The electric vehicle wars are heating up, but if established players like Ford, Volkswagen, and General Motors thought that dominating the Chinese EV market would be a walk in the park, they are in for a big surprise. Unlike other markets, foreign companies are actually falling behind in sales and it's local Chinese companies that have emerged as the top sellers in the country.
A Short Circuit Of Epic Proportions
The main issue for the foreign automakers is their perception among a new generation of Chinese buyers. It wasn't too long ago that many Chinese customers would consider an ICE-powered car from a foreign brand and as a result, a few like Buick and Volkswagen became prestige symbols in the country. However, when it comes to EVs, the story is completely different and many younger residents feel that these same firms are not applying EV technology properly.

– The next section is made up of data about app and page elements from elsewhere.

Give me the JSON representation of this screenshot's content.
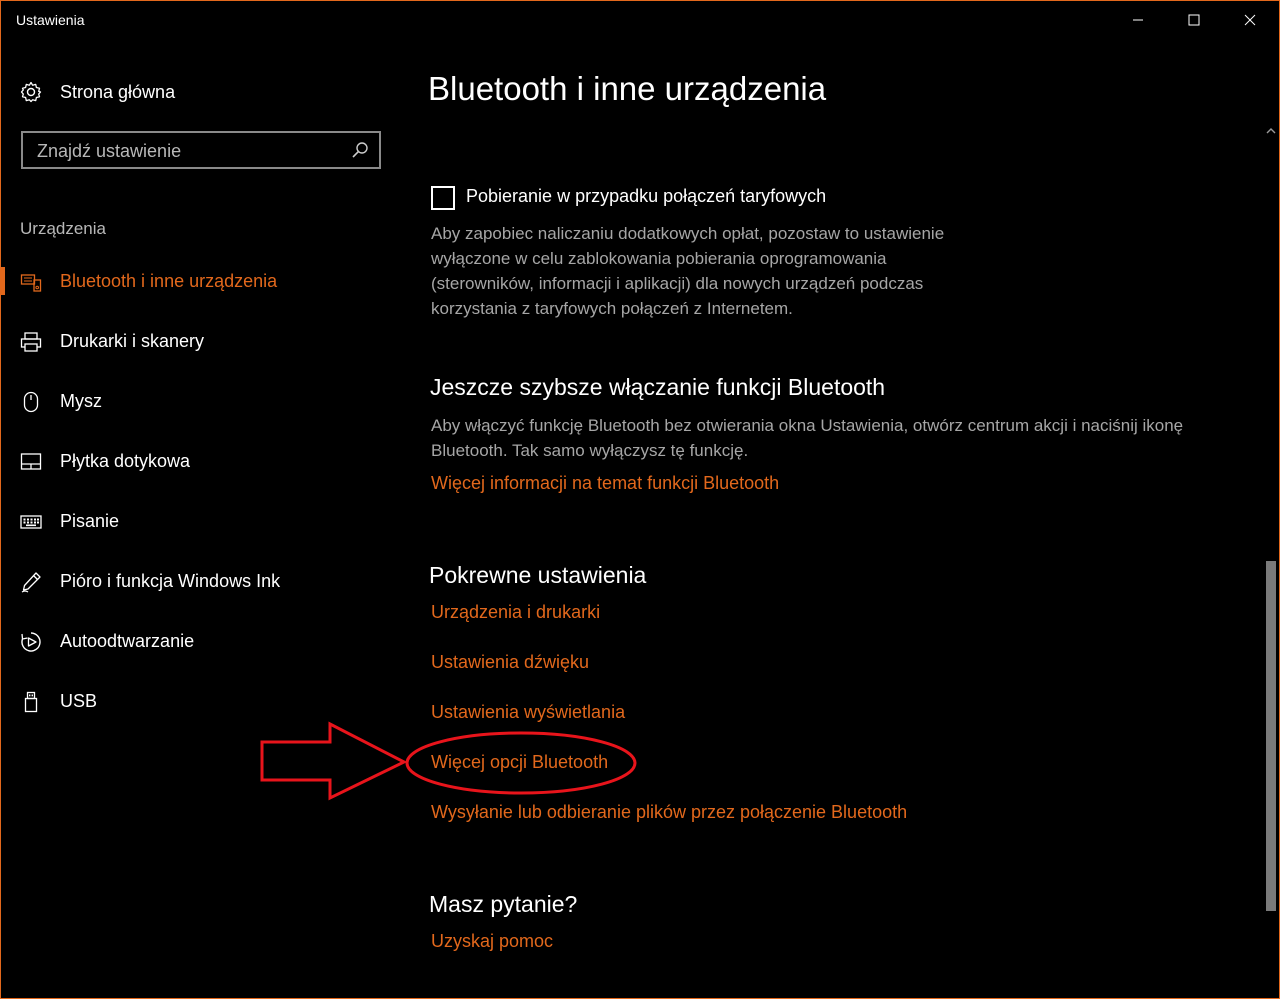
{
  "window": {
    "title": "Ustawienia",
    "accent_color": "#e2681c",
    "controls": [
      "minimize-icon",
      "maximize-icon",
      "close-icon"
    ]
  },
  "sidebar": {
    "home_label": "Strona główna",
    "home_icon": "gear-icon",
    "search_placeholder": "Znajdź ustawienie",
    "search_icon": "search-icon",
    "section_label": "Urządzenia",
    "items": [
      {
        "label": "Bluetooth i inne urządzenia",
        "icon": "bluetooth-devices-icon",
        "active": true
      },
      {
        "label": "Drukarki i skanery",
        "icon": "printer-icon"
      },
      {
        "label": "Mysz",
        "icon": "mouse-icon"
      },
      {
        "label": "Płytka dotykowa",
        "icon": "touchpad-icon"
      },
      {
        "label": "Pisanie",
        "icon": "keyboard-icon"
      },
      {
        "label": "Pióro i funkcja Windows Ink",
        "icon": "pen-icon"
      },
      {
        "label": "Autoodtwarzanie",
        "icon": "autoplay-icon"
      },
      {
        "label": "USB",
        "icon": "usb-icon"
      }
    ]
  },
  "main": {
    "title": "Bluetooth i inne urządzenia",
    "metered": {
      "checkbox_label": "Pobieranie w przypadku połączeń taryfowych",
      "checked": false,
      "description": "Aby zapobiec naliczaniu dodatkowych opłat, pozostaw to ustawienie wyłączone w celu zablokowania pobierania oprogramowania (sterowników, informacji i aplikacji) dla nowych urządzeń podczas korzystania z taryfowych połączeń z Internetem."
    },
    "faster": {
      "heading": "Jeszcze szybsze włączanie funkcji Bluetooth",
      "description": "Aby włączyć funkcję Bluetooth bez otwierania okna Ustawienia, otwórz centrum akcji i naciśnij ikonę Bluetooth. Tak samo wyłączysz tę funkcję.",
      "link": "Więcej informacji na temat funkcji Bluetooth"
    },
    "related": {
      "heading": "Pokrewne ustawienia",
      "links": [
        "Urządzenia i drukarki",
        "Ustawienia dźwięku",
        "Ustawienia wyświetlania",
        "Więcej opcji Bluetooth",
        "Wysyłanie lub odbieranie plików przez połączenie Bluetooth"
      ]
    },
    "question": {
      "heading": "Masz pytanie?",
      "link": "Uzyskaj pomoc"
    }
  },
  "annotation": {
    "color": "#e8141b",
    "highlighted_link": "Więcej opcji Bluetooth"
  }
}
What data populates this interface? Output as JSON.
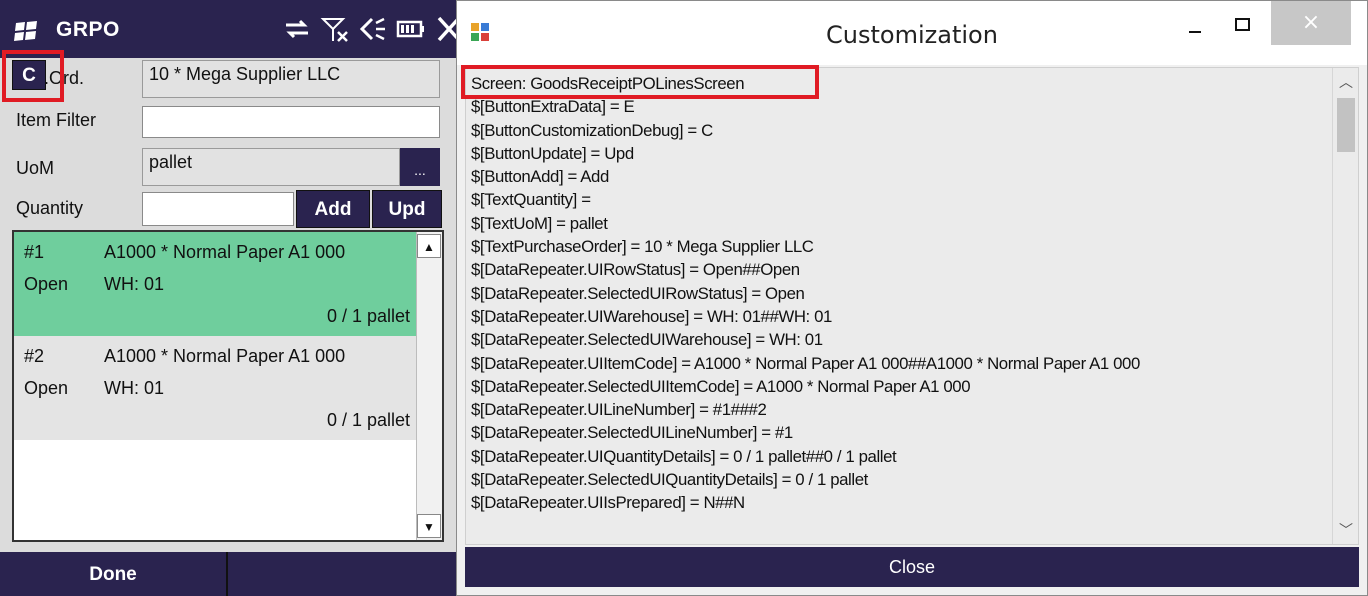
{
  "mobile": {
    "title": "GRPO",
    "debug_button": "C",
    "fields": {
      "purchase_order": {
        "label_visible": "n.Ord.",
        "value": "10 * Mega Supplier LLC"
      },
      "item_filter": {
        "label": "Item Filter",
        "value": ""
      },
      "uom": {
        "label": "UoM",
        "value": "pallet",
        "button": "..."
      },
      "quantity": {
        "label": "Quantity",
        "value": ""
      }
    },
    "buttons": {
      "add": "Add",
      "upd": "Upd",
      "done": "Done"
    },
    "rows": [
      {
        "num": "#1",
        "item": "A1000 * Normal Paper A1 000",
        "status": "Open",
        "wh": "WH: 01",
        "qty": "0 / 1 pallet",
        "selected": true
      },
      {
        "num": "#2",
        "item": "A1000 * Normal Paper A1 000",
        "status": "Open",
        "wh": "WH: 01",
        "qty": "0 / 1 pallet",
        "selected": false
      }
    ],
    "status_icons": [
      "sync-icon",
      "signal-off-icon",
      "volume-icon",
      "battery-icon",
      "close-icon"
    ]
  },
  "dialog": {
    "title": "Customization",
    "close_glyph": "×",
    "close_button": "Close",
    "lines": [
      "Screen: GoodsReceiptPOLinesScreen",
      "$[ButtonExtraData] = E",
      "$[ButtonCustomizationDebug] = C",
      "$[ButtonUpdate] = Upd",
      "$[ButtonAdd] = Add",
      "$[TextQuantity] =",
      "$[TextUoM] = pallet",
      "$[TextPurchaseOrder] = 10 * Mega Supplier LLC",
      "$[DataRepeater.UIRowStatus] = Open##Open",
      "$[DataRepeater.SelectedUIRowStatus] = Open",
      "$[DataRepeater.UIWarehouse] = WH: 01##WH: 01",
      "$[DataRepeater.SelectedUIWarehouse] = WH: 01",
      "$[DataRepeater.UIItemCode] = A1000 * Normal Paper A1 000##A1000 * Normal Paper A1 000",
      "$[DataRepeater.SelectedUIItemCode] = A1000 * Normal Paper A1 000",
      "$[DataRepeater.UILineNumber] = #1###2",
      "$[DataRepeater.SelectedUILineNumber] = #1",
      "$[DataRepeater.UIQuantityDetails] = 0 / 1 pallet##0 / 1 pallet",
      "$[DataRepeater.SelectedUIQuantityDetails] = 0 / 1 pallet",
      "$[DataRepeater.UIIsPrepared] = N##N"
    ]
  },
  "colors": {
    "dark_navy": "#2a234f",
    "selected_row": "#6fce9d",
    "highlight_red": "#e01b24"
  }
}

That's coupled with a decline in gasoline car sales which fell 12 percent while EV sales rose and the number of cars in the New Energy Vehicle category doubled to 1.49 million models according to data from the China Association Of Automobile Manufacturers. When you look at the top 10 sellers in the country, the lone foreign outlier is Tesla which sits comfortably in third place when EV sales are considered. The rest of the list is populated by a web of local firms like BYD, Geely, and Wuling. Customers claim that these companies are giving them the proper mixture of technology and comfort with the latter item always being a core pillar of Chinese vehicle design.
Chinese Firms Making Technological Advances
Another strong contributor is that local Chinese automakers have made big leaps in technology and innovation over the past few decades. This is especially true in interior design with some of the bigger local firms using lessons they learned from the past to create interiors that are like a rolling smartphone with big screens and mobile technology playing a dominant role in the passenger experience. That's a big change from before when their interiors were considered to be behind that of established foreign players.
Slip inside a Chinese vehicle and it's evident that you feel more integrated with some of the systems onboard and that you can access certain features and functions easier. That's in contrast to models like the Volkswagen I.D. which lack this and require you to invest more time and trips to the instruction manual to get a better grasp of how some of the technology works.
What Can Foreign Companies Do To Regain Ground In China?
With the Chinese market being one of the biggest sales pillars in the world, there are a few things that foreign automakers in China can do to regain lost EV consumers. One of these is to do research into what customers want, and then try and integrate some of these findings into their EV vehicles. General Motors is embarking on doing just that and has refocused its marketing to try and win over young buyers in Chinese urban centers who might have otherwise not even considered their products. The launch of the Cadillac Lyriq crossover is part of a broader $35 billion plan to expand GM's global EV footprint with 30 EVs being slated for launch by 2025. Over twenty of these will be for the Chinese market and will try and secure select niches of the market including small EVs for bustling urban cities as well as larger utility models for Chinese families.
That said, the sluggish sales race may cause some foreign brands to leave the market altogether in the next few years with the rapidly shifting market demographics potentially making it unprofitable for them to continue sales in the country. This would provide a big opening for local Chinese companies to swoop in and take the rewards especially if things fall precisely into place for them.
Carl Malek has been an automotive journalist for over 10 years. In addition to his specialization with Ford, he grew up in a General Motors household and is extensively familiar with their products too. Contact Carl on Twitter at @CarlMalek3, on Instagram and Facebook for automotive news to send news tips.